The basis of Point Allocation, then as now, is Marginal Goals analysis. This is an idea adapted from Bill James' work in his book Win Shares. Marginal Goals represent what a historically bad team is able to produce in competition; no team scores zero goals or allows an infinite number of them. Marginal Goals are therefore what you can accomplish without really trying to ice a good team. Historically, Marginal Goals on offence are equal to about 0.5 of the league average, and Marginal Goals of defence are 1.5 of the league average.
Any goals a team scores in excess of 0.5 times the league average therefore contributes to winning games, and any goals a team saves below 1.5 times the league average does the same. By adding these together, and dividing by twice the league average in goals scored, we get quite an accurate reflection of a team's winning percentage. As an example, let's look at the 1907 Eastern Canada Amateur Hockey Association (ECAHA) season:
|Montreal Winged Wheelers||3-7||58||83|
Using Marginal Goals analysis, we get the following results, where MGF is the team's Marginal Goals For, MGS is the team's Marginal Goals Saved, and MG% is the resulting winning percentage:
|Montreal Winged Wheelers||20.4||29.8||.334|
Teams from this time in history will tend to have a wider variance between their actual winning percentage and their MG% than modern teams do, because of the low number of games they played. With only a 10-game season, there is less chance for the luck to even out. But even so, the MG% tracks the teams' actual wins very well, with only the lowly Montreal Shamrocks being off by more than a win. The Shamrocks, a historically terrible defensive team, were lucky to win the two matches that they did in 1907, one against each of the Winged Wheelers and Bulldogs, two other rather bad teams.
The great advantage of this systems, of course, as compared to the more conventional Pythagorean Analysis, is that Marginal Goals gives us a very easy way to not only quantify a team's success, but allocate said success between offence and defence.
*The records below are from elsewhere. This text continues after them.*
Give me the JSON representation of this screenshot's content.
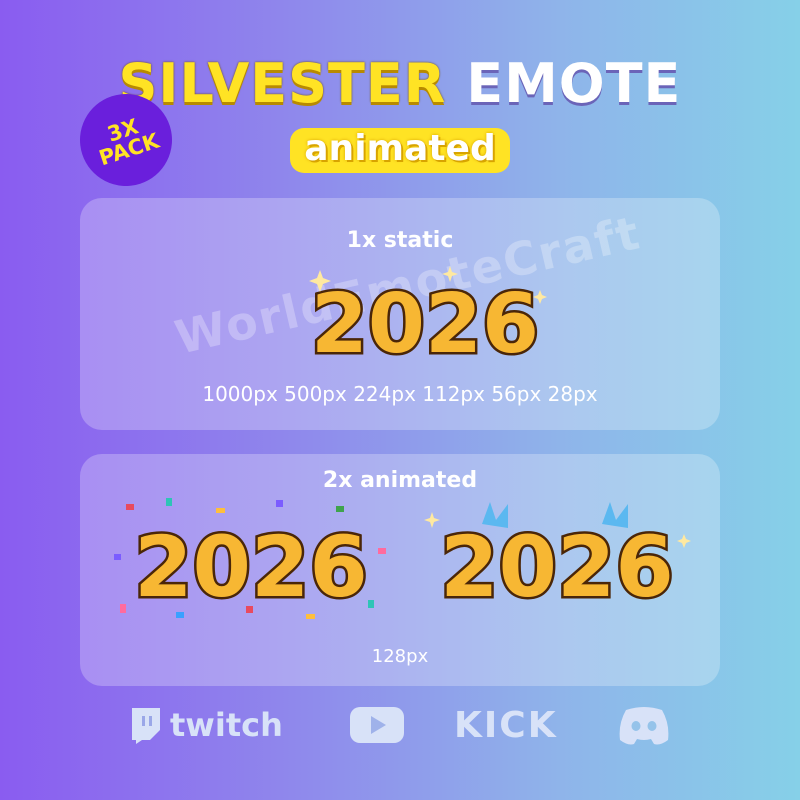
{
  "title": {
    "part1": "SILVESTER",
    "part2": "EMOTE",
    "subtitle": "animated"
  },
  "badge": {
    "line1": "3X",
    "line2": "PACK"
  },
  "static_panel": {
    "label": "1x static",
    "emote_text": "2026",
    "sizes": "1000px 500px 224px 112px 56px 28px"
  },
  "animated_panel": {
    "label": "2x animated",
    "emote_confetti_text": "2026",
    "emote_fireworks_text": "2026",
    "size": "128px"
  },
  "watermark": "WorldEmoteCraft",
  "platforms": {
    "twitch": "twitch",
    "kick": "KICK"
  },
  "colors": {
    "accent_yellow": "#ffe324",
    "badge_purple": "#6a1fdc",
    "digit_gold": "#f7b733"
  }
}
In 1907, for instance, the Montreal Victorias relied on offence for 58% of their success, while Ottawa was 61% defence. This is the first step in allocating points to individual players, which is the purpose of Point Allocation.
Graphically, the relationship that Marginal Goals Analysis assumes between goal differential and winning looks like this: